■ Task to complete ■
Here the job is to restate every entry word for word.

■ Data records ■
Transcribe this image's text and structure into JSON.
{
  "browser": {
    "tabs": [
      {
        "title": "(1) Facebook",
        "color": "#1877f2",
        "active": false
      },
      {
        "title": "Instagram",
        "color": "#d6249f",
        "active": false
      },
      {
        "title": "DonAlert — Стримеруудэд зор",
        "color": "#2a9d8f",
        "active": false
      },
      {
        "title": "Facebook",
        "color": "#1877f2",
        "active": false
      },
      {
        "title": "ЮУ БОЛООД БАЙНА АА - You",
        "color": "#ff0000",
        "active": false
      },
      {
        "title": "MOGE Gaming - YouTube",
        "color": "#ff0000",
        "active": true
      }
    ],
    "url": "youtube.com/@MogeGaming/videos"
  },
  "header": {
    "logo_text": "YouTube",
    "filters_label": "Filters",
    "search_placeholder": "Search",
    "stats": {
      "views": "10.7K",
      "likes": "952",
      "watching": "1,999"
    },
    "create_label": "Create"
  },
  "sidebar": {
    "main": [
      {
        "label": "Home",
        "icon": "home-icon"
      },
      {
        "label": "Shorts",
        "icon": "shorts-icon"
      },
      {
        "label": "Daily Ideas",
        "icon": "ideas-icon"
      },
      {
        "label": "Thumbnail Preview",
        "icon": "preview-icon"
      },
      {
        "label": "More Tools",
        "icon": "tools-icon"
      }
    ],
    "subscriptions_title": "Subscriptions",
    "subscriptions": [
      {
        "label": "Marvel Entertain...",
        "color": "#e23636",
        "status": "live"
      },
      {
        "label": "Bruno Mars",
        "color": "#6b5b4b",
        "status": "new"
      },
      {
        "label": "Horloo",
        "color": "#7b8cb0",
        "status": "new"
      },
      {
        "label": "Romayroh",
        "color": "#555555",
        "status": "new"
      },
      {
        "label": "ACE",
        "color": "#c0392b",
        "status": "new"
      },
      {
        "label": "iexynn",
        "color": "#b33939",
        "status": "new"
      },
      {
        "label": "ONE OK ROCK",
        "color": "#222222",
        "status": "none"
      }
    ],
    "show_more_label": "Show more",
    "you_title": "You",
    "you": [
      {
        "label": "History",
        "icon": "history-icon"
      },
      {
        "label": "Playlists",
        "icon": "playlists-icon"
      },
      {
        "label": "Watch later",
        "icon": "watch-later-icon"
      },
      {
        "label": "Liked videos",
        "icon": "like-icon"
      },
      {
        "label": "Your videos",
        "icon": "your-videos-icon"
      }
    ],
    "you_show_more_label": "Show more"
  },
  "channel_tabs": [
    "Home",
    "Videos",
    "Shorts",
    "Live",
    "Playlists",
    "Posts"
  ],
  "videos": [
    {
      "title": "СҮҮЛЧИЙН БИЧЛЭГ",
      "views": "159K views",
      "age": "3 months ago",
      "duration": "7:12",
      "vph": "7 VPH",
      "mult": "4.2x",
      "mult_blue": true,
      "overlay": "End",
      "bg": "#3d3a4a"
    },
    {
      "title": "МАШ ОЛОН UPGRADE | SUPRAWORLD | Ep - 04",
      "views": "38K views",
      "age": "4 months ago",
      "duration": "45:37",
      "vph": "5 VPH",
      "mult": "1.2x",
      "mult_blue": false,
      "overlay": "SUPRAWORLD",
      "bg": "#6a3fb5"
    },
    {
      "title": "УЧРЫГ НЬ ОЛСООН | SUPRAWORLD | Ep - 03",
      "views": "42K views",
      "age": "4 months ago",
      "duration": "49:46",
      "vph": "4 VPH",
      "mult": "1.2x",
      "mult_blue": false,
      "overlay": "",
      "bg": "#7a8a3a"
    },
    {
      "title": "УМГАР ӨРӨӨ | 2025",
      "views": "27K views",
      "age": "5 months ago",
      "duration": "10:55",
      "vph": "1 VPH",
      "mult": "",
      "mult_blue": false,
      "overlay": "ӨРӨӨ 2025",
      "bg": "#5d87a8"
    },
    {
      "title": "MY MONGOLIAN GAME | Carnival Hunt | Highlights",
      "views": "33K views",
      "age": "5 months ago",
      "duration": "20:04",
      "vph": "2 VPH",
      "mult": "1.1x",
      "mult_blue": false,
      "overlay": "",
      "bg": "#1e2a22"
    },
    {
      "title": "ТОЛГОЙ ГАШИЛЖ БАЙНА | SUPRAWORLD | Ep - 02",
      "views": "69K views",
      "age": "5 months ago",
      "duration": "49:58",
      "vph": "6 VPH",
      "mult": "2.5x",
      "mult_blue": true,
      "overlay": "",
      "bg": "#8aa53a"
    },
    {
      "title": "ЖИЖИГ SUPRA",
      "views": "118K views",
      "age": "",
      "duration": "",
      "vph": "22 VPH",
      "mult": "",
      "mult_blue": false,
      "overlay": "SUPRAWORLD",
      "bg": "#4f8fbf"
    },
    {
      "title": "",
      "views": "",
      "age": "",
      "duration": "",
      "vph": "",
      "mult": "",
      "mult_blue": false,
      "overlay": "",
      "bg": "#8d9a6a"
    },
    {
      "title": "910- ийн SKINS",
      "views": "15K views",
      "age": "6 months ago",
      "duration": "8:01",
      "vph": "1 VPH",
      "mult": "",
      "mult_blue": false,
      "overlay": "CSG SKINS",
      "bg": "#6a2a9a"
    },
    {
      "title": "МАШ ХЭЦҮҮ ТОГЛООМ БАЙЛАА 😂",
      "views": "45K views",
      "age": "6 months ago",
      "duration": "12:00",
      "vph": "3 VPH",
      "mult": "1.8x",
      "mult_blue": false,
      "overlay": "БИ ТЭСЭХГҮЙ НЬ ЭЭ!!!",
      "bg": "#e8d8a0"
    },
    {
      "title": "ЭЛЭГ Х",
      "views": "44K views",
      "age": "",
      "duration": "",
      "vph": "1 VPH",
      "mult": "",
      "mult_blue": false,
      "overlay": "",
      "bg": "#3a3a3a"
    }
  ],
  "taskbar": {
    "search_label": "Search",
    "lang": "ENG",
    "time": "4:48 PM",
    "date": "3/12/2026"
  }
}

■ Exercise result ■
Transcribe this image's text and structure into JSON.
{
  "browser": {
    "tabs": [
      {
        "title": "(1) Facebook",
        "color": "#1877f2",
        "active": false
      },
      {
        "title": "Instagram",
        "color": "#d6249f",
        "active": false
      },
      {
        "title": "DonAlert — Стримеруудэд зор",
        "color": "#2a9d8f",
        "active": false
      },
      {
        "title": "Facebook",
        "color": "#1877f2",
        "active": false
      },
      {
        "title": "ЮУ БОЛООД БАЙНА АА - You",
        "color": "#ff0000",
        "active": false
      },
      {
        "title": "MOGE Gaming - YouTube",
        "color": "#ff0000",
        "active": true
      }
    ],
    "url": "youtube.com/@MogeGaming/videos"
  },
  "header": {
    "logo_text": "YouTube",
    "filters_label": "Filters",
    "search_placeholder": "Search",
    "stats": {
      "views": "10.7K",
      "likes": "952",
      "watching": "1,999"
    },
    "create_label": "Create"
  },
  "sidebar": {
    "main": [
      {
        "label": "Home",
        "icon": "home-icon"
      },
      {
        "label": "Shorts",
        "icon": "shorts-icon"
      },
      {
        "label": "Daily Ideas",
        "icon": "ideas-icon"
      },
      {
        "label": "Thumbnail Preview",
        "icon": "preview-icon"
      },
      {
        "label": "More Tools",
        "icon": "tools-icon"
      }
    ],
    "subscriptions_title": "Subscriptions",
    "subscriptions": [
      {
        "label": "Marvel Entertain...",
        "color": "#e23636",
        "status": "live"
      },
      {
        "label": "Bruno Mars",
        "color": "#6b5b4b",
        "status": "new"
      },
      {
        "label": "Horloo",
        "color": "#7b8cb0",
        "status": "new"
      },
      {
        "label": "Romayroh",
        "color": "#555555",
        "status": "new"
      },
      {
        "label": "ACE",
        "color": "#c0392b",
        "status": "new"
      },
      {
        "label": "iexynn",
        "color": "#b33939",
        "status": "new"
      },
      {
        "label": "ONE OK ROCK",
        "color": "#222222",
        "status": "none"
      }
    ],
    "show_more_label": "Show more",
    "you_title": "You",
    "you": [
      {
        "label": "History",
        "icon": "history-icon"
      },
      {
        "label": "Playlists",
        "icon": "playlists-icon"
      },
      {
        "label": "Watch later",
        "icon": "watch-later-icon"
      },
      {
        "label": "Liked videos",
        "icon": "like-icon"
      },
      {
        "label": "Your videos",
        "icon": "your-videos-icon"
      }
    ],
    "you_show_more_label": "Show more"
  },
  "channel_tabs": [
    "Home",
    "Videos",
    "Shorts",
    "Live",
    "Playlists",
    "Posts"
  ],
  "videos": [
    {
      "title": "СҮҮЛЧИЙН БИЧЛЭГ",
      "views": "159K views",
      "age": "3 months ago",
      "duration": "7:12",
      "vph": "7 VPH",
      "mult": "4.2x",
      "mult_blue": true,
      "overlay": "End",
      "bg": "#3d3a4a"
    },
    {
      "title": "МАШ ОЛОН UPGRADE | SUPRAWORLD | Ep - 04",
      "views": "38K views",
      "age": "4 months ago",
      "duration": "45:37",
      "vph": "5 VPH",
      "mult": "1.2x",
      "mult_blue": false,
      "overlay": "SUPRAWORLD",
      "bg": "#6a3fb5"
    },
    {
      "title": "УЧРЫГ НЬ ОЛСООН | SUPRAWORLD | Ep - 03",
      "views": "42K views",
      "age": "4 months ago",
      "duration": "49:46",
      "vph": "4 VPH",
      "mult": "1.2x",
      "mult_blue": false,
      "overlay": "",
      "bg": "#7a8a3a"
    },
    {
      "title": "УМГАР ӨРӨӨ | 2025",
      "views": "27K views",
      "age": "5 months ago",
      "duration": "10:55",
      "vph": "1 VPH",
      "mult": "",
      "mult_blue": false,
      "overlay": "ӨРӨӨ 2025",
      "bg": "#5d87a8"
    },
    {
      "title": "MY MONGOLIAN GAME | Carnival Hunt | Highlights",
      "views": "33K views",
      "age": "5 months ago",
      "duration": "20:04",
      "vph": "2 VPH",
      "mult": "1.1x",
      "mult_blue": false,
      "overlay": "",
      "bg": "#1e2a22"
    },
    {
      "title": "ТОЛГОЙ ГАШИЛЖ БАЙНА | SUPRAWORLD | Ep - 02",
      "views": "69K views",
      "age": "5 months ago",
      "duration": "49:58",
      "vph": "6 VPH",
      "mult": "2.5x",
      "mult_blue": true,
      "overlay": "",
      "bg": "#8aa53a"
    },
    {
      "title": "ЖИЖИГ SUPRA",
      "views": "118K views",
      "age": "",
      "duration": "",
      "vph": "22 VPH",
      "mult": "",
      "mult_blue": false,
      "overlay": "SUPRAWORLD",
      "bg": "#4f8fbf"
    },
    {
      "title": "",
      "views": "",
      "age": "",
      "duration": "",
      "vph": "",
      "mult": "",
      "mult_blue": false,
      "overlay": "",
      "bg": "#8d9a6a"
    },
    {
      "title": "910- ийн SKINS",
      "views": "15K views",
      "age": "6 months ago",
      "duration": "8:01",
      "vph": "1 VPH",
      "mult": "",
      "mult_blue": false,
      "overlay": "CSG SKINS",
      "bg": "#6a2a9a"
    },
    {
      "title": "МАШ ХЭЦҮҮ ТОГЛООМ БАЙЛАА 😂",
      "views": "45K views",
      "age": "6 months ago",
      "duration": "12:00",
      "vph": "3 VPH",
      "mult": "1.8x",
      "mult_blue": false,
      "overlay": "БИ ТЭСЭХГҮЙ НЬ ЭЭ!!!",
      "bg": "#e8d8a0"
    },
    {
      "title": "ЭЛЭГ Х",
      "views": "44K views",
      "age": "",
      "duration": "",
      "vph": "1 VPH",
      "mult": "",
      "mult_blue": false,
      "overlay": "",
      "bg": "#3a3a3a"
    }
  ],
  "taskbar": {
    "search_label": "Search",
    "lang": "ENG",
    "time": "4:48 PM",
    "date": "3/12/2026"
  }
}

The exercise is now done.